» EXTRACTED ENTRIES
"""

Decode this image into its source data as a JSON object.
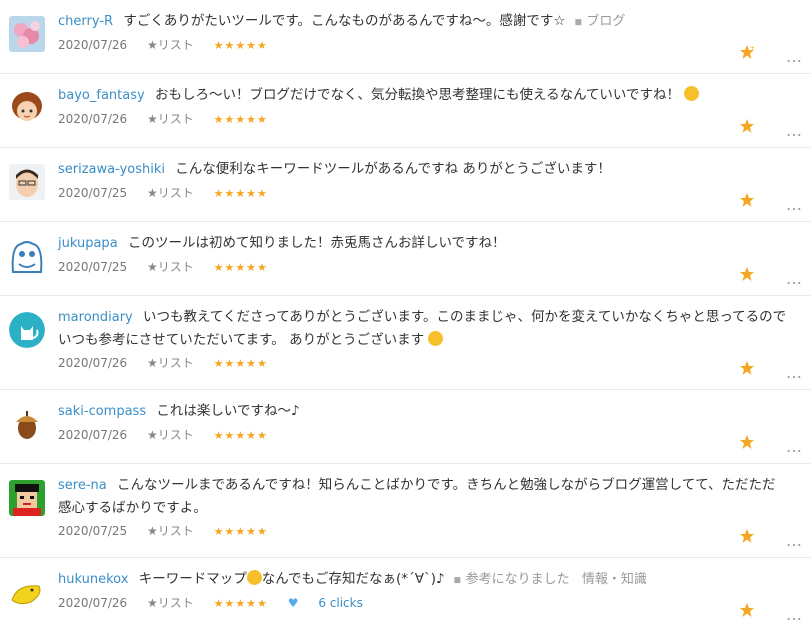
{
  "comments": [
    {
      "user": "cherry-R",
      "text": "すごくありがたいツールです。こんなものがあるんですね〜。感謝です☆",
      "tag": "ブログ",
      "date": "2020/07/26",
      "list_label": "★リスト",
      "stars": "★★★★★",
      "avatar_icon": "cherry-blossom-avatar"
    },
    {
      "user": "bayo_fantasy",
      "text": "おもしろ〜い！ブログだけでなく、気分転換や思考整理にも使えるなんていいですね！",
      "date": "2020/07/26",
      "list_label": "★リスト",
      "stars": "★★★★★",
      "avatar_icon": "girl-face-avatar"
    },
    {
      "user": "serizawa-yoshiki",
      "text": "こんな便利なキーワードツールがあるんですね ありがとうございます！",
      "date": "2020/07/25",
      "list_label": "★リスト",
      "stars": "★★★★★",
      "avatar_icon": "man-face-avatar"
    },
    {
      "user": "jukupapa",
      "text": "このツールは初めて知りました！赤兎馬さんお詳しいですね！",
      "date": "2020/07/25",
      "list_label": "★リスト",
      "stars": "★★★★★",
      "avatar_icon": "blue-monster-avatar"
    },
    {
      "user": "marondiary",
      "text": "いつも教えてくださってありがとうございます。このままじゃ、何かを変えていかなくちゃと思ってるのでいつも参考にさせていただいてます。 ありがとうございます",
      "date": "2020/07/26",
      "list_label": "★リスト",
      "stars": "★★★★★",
      "avatar_icon": "cat-avatar"
    },
    {
      "user": "saki-compass",
      "text": "これは楽しいですね〜♪",
      "date": "2020/07/26",
      "list_label": "★リスト",
      "stars": "★★★★★",
      "avatar_icon": "acorn-avatar"
    },
    {
      "user": "sere-na",
      "text": "こんなツールまであるんですね！知らんことばかりです。きちんと勉強しながらブログ運営してて、ただただ感心するばかりですよ。",
      "date": "2020/07/25",
      "list_label": "★リスト",
      "stars": "★★★★★",
      "avatar_icon": "pixel-face-avatar"
    },
    {
      "user": "hukunekox",
      "text": "キーワードマップ",
      "text_after_emoji": "なんでもご存知だなぁ(*´∀`)♪",
      "tag": "参考になりました",
      "tag_extra": "情報・知識",
      "date": "2020/07/26",
      "list_label": "★リスト",
      "stars": "★★★★★",
      "clicks": "6 clicks",
      "avatar_icon": "yellow-banana-avatar"
    }
  ],
  "colors": {
    "username": "#3a8ec7",
    "stars": "#f5a623",
    "divider": "#e9e9e9"
  }
}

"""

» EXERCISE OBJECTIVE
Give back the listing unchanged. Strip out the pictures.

» RESPONSE AREA
Decode this image into its source data as a JSON object.
{
  "comments": [
    {
      "user": "cherry-R",
      "text": "すごくありがたいツールです。こんなものがあるんですね〜。感謝です☆",
      "tag": "ブログ",
      "date": "2020/07/26",
      "list_label": "★リスト",
      "stars": "★★★★★",
      "avatar_icon": "cherry-blossom-avatar"
    },
    {
      "user": "bayo_fantasy",
      "text": "おもしろ〜い！ブログだけでなく、気分転換や思考整理にも使えるなんていいですね！",
      "date": "2020/07/26",
      "list_label": "★リスト",
      "stars": "★★★★★",
      "avatar_icon": "girl-face-avatar"
    },
    {
      "user": "serizawa-yoshiki",
      "text": "こんな便利なキーワードツールがあるんですね ありがとうございます！",
      "date": "2020/07/25",
      "list_label": "★リスト",
      "stars": "★★★★★",
      "avatar_icon": "man-face-avatar"
    },
    {
      "user": "jukupapa",
      "text": "このツールは初めて知りました！赤兎馬さんお詳しいですね！",
      "date": "2020/07/25",
      "list_label": "★リスト",
      "stars": "★★★★★",
      "avatar_icon": "blue-monster-avatar"
    },
    {
      "user": "marondiary",
      "text": "いつも教えてくださってありがとうございます。このままじゃ、何かを変えていかなくちゃと思ってるのでいつも参考にさせていただいてます。 ありがとうございます",
      "date": "2020/07/26",
      "list_label": "★リスト",
      "stars": "★★★★★",
      "avatar_icon": "cat-avatar"
    },
    {
      "user": "saki-compass",
      "text": "これは楽しいですね〜♪",
      "date": "2020/07/26",
      "list_label": "★リスト",
      "stars": "★★★★★",
      "avatar_icon": "acorn-avatar"
    },
    {
      "user": "sere-na",
      "text": "こんなツールまであるんですね！知らんことばかりです。きちんと勉強しながらブログ運営してて、ただただ感心するばかりですよ。",
      "date": "2020/07/25",
      "list_label": "★リスト",
      "stars": "★★★★★",
      "avatar_icon": "pixel-face-avatar"
    },
    {
      "user": "hukunekox",
      "text": "キーワードマップ",
      "text_after_emoji": "なんでもご存知だなぁ(*´∀`)♪",
      "tag": "参考になりました",
      "tag_extra": "情報・知識",
      "date": "2020/07/26",
      "list_label": "★リスト",
      "stars": "★★★★★",
      "clicks": "6 clicks",
      "avatar_icon": "yellow-banana-avatar"
    }
  ],
  "colors": {
    "username": "#3a8ec7",
    "stars": "#f5a623",
    "divider": "#e9e9e9"
  }
}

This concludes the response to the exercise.